    1. Pat, your personal connection here is so interesting! I'm looking forward to the musical streaming on Apple TV so we can see it. It is such an incredible story. I agree, on one of our nation's darkest days the best of so many people was brought to light!

  4. P.S. Thanks so much for the book reviews…I love to read too! The WWII era is a favorite as I had 8 uncles that served and, thank God, they all returned! If you haven’t read “The Hiding Place” by Corrie Ten Boom, it’s a must! She had other books too. Also, “The Tattooist of Auchwitz”, “Cilka’s Journey” are good. I have quite a few from that time.

    1. I'm very familiar with The Hiding Place and Corrie Ten Boom but embarrassed to say I've never read it. Adding it to my list now! I've heard good things about the others you listed too, will check them out!

  5. Thank you so much for reading my Peachtree Bluff Series!! I really appreciate it ❤️❤️ xo Kristy

  6. Some great recommendations. I thought a strong underlying political message in The Four Winds detracted from this otherwise great historical fiction novel. The Dutch House and Before we Were Yours were great.I had tickets to see Come From Away but it was cancelled due to Covid. Will have to read the book you recommended while I'm waiting for the Broadway show to return! My top nonfiction recommendation this year is Carl Trueman's The Rise and Triumph of the Modern Self--serious and dense although I did read several chapters at the beach.
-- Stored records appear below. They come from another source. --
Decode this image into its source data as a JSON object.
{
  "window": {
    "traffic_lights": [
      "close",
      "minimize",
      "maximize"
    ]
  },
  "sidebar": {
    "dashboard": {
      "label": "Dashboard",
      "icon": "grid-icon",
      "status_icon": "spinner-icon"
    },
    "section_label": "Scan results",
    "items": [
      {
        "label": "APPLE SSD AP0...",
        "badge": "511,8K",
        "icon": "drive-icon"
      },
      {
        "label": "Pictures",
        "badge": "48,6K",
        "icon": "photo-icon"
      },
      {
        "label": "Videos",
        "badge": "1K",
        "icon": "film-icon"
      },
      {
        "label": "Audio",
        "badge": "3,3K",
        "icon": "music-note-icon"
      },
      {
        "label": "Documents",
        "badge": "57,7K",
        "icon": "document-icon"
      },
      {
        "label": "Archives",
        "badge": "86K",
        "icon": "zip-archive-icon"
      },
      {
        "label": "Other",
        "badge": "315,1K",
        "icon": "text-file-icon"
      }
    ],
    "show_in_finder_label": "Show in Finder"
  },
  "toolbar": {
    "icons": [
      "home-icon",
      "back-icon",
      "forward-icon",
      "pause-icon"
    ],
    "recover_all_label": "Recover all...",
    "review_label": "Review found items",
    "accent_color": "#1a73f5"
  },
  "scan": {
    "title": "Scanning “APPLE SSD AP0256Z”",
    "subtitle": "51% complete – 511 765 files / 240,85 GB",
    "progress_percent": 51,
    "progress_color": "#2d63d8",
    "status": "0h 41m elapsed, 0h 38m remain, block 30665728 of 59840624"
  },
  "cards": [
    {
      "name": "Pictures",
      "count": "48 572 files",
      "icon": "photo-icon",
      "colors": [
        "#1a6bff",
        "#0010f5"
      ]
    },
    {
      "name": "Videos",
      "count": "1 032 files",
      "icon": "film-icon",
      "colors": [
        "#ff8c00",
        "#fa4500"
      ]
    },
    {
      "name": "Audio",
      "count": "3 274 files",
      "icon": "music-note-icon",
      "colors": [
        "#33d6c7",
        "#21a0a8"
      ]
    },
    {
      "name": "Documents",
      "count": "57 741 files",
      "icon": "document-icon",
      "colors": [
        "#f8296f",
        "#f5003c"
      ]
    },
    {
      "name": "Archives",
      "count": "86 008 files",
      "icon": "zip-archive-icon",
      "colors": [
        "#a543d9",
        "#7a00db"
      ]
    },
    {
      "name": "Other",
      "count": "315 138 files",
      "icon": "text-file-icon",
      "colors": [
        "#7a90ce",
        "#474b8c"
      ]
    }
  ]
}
Thanks so much for leaving a comment, they make my day! If you have a specific question, please make sure to check back here as I will respond in the thread, or leave your e-mail so that I can respond personally. Or, email me directly to address in "Contact" section at top.